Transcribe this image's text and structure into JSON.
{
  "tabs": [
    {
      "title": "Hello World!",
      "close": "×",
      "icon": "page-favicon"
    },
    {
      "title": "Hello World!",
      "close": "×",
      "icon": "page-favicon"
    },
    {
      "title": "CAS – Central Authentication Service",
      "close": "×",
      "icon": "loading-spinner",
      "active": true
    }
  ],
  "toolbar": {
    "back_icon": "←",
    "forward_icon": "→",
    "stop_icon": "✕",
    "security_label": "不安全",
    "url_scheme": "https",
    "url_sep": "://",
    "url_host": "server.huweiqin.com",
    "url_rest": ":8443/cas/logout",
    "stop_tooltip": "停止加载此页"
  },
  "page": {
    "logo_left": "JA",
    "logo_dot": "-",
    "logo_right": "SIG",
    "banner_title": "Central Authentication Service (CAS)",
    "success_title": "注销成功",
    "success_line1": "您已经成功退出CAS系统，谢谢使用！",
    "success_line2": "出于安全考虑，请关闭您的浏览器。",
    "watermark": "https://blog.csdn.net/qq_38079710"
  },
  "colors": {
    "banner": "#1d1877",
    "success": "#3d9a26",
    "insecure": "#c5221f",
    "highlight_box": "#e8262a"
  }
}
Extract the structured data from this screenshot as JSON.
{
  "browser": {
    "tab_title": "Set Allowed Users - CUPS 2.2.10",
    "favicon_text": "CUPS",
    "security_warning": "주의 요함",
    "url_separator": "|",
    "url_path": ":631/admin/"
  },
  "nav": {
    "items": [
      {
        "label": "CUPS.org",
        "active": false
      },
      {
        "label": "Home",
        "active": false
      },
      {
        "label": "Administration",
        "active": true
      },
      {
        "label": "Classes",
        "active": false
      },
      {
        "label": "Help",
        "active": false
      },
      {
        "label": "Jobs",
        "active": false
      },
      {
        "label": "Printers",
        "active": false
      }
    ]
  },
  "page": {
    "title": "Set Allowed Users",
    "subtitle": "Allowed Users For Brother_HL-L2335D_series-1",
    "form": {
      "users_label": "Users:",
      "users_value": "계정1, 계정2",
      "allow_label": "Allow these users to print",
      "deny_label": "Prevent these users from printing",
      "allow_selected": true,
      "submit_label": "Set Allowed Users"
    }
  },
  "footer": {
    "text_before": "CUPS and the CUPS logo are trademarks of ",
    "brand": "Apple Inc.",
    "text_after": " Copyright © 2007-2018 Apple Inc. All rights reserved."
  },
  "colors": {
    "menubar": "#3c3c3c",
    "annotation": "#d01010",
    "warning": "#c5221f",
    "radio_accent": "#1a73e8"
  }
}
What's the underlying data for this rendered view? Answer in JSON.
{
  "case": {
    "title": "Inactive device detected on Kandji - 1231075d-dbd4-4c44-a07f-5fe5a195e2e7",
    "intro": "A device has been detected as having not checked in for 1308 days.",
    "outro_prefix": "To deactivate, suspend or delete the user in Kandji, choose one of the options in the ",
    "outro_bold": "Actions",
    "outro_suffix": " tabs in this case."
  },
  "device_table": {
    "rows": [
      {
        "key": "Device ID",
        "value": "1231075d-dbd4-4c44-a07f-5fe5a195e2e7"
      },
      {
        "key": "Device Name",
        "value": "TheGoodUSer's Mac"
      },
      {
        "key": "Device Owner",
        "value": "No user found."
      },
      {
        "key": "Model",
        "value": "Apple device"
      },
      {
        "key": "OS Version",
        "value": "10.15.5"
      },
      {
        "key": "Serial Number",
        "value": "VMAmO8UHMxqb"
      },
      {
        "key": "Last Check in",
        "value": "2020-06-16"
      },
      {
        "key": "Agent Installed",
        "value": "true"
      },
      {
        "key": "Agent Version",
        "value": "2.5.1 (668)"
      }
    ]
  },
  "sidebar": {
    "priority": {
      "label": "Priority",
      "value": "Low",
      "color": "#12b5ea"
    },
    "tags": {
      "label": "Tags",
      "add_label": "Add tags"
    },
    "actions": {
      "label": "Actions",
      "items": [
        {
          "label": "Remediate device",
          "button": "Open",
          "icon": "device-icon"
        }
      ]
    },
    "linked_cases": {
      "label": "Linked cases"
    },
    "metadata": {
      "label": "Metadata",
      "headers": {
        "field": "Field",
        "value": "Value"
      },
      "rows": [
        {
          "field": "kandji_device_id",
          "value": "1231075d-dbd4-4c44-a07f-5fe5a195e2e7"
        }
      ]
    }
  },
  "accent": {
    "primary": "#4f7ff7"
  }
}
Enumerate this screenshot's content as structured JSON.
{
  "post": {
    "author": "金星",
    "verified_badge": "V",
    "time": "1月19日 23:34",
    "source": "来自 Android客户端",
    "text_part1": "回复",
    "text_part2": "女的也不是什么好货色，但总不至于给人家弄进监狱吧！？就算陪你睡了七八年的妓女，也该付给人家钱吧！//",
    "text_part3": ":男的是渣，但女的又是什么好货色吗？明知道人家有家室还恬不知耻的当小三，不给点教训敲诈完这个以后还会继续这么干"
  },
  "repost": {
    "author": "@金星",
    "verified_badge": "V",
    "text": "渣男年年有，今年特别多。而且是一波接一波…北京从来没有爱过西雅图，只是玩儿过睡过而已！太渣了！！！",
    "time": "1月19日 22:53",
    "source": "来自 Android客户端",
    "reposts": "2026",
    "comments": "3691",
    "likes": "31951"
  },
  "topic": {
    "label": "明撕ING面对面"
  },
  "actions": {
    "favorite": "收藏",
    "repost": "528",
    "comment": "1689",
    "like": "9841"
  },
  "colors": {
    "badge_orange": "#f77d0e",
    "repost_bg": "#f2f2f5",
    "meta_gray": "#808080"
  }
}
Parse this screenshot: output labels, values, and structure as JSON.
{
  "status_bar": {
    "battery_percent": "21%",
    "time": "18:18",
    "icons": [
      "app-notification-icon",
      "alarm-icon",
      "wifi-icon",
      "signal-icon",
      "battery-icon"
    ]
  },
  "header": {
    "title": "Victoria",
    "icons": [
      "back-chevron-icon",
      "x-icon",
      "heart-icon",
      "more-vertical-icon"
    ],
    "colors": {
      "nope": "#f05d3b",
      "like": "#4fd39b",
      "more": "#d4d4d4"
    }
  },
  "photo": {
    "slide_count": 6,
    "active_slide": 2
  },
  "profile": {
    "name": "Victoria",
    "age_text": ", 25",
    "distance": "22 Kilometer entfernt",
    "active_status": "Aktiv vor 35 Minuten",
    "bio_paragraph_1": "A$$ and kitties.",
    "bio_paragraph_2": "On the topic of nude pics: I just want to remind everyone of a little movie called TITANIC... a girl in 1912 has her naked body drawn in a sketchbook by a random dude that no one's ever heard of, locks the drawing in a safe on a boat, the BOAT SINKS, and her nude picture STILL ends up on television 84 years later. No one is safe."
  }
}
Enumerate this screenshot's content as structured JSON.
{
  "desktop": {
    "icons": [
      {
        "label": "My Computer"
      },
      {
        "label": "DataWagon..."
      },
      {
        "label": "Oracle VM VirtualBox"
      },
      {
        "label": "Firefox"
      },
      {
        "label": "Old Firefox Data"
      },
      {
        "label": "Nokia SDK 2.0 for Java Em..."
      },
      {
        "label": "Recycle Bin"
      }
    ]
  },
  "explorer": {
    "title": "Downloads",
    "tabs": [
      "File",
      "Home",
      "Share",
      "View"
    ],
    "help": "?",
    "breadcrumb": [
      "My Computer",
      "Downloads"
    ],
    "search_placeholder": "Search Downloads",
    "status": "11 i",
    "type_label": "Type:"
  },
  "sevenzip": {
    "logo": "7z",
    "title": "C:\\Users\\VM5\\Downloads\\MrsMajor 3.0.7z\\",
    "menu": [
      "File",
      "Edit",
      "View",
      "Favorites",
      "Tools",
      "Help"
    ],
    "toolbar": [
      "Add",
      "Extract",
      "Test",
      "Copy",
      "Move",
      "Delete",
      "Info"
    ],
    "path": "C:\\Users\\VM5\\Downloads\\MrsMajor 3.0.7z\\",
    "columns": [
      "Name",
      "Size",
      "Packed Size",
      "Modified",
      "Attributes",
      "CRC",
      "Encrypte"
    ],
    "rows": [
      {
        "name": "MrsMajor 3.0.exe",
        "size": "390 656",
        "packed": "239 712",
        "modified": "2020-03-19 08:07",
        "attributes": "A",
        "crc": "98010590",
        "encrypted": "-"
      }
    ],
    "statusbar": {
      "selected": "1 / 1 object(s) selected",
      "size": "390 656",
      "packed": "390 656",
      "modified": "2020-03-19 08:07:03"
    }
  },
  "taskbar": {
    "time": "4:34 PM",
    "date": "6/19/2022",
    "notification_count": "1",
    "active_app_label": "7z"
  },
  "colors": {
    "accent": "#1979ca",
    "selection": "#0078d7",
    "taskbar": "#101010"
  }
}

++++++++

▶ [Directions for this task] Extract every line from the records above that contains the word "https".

▶ [Response to the task]
    "url_scheme": "https",
    "watermark": "https://blog.csdn.net/qq_38079710"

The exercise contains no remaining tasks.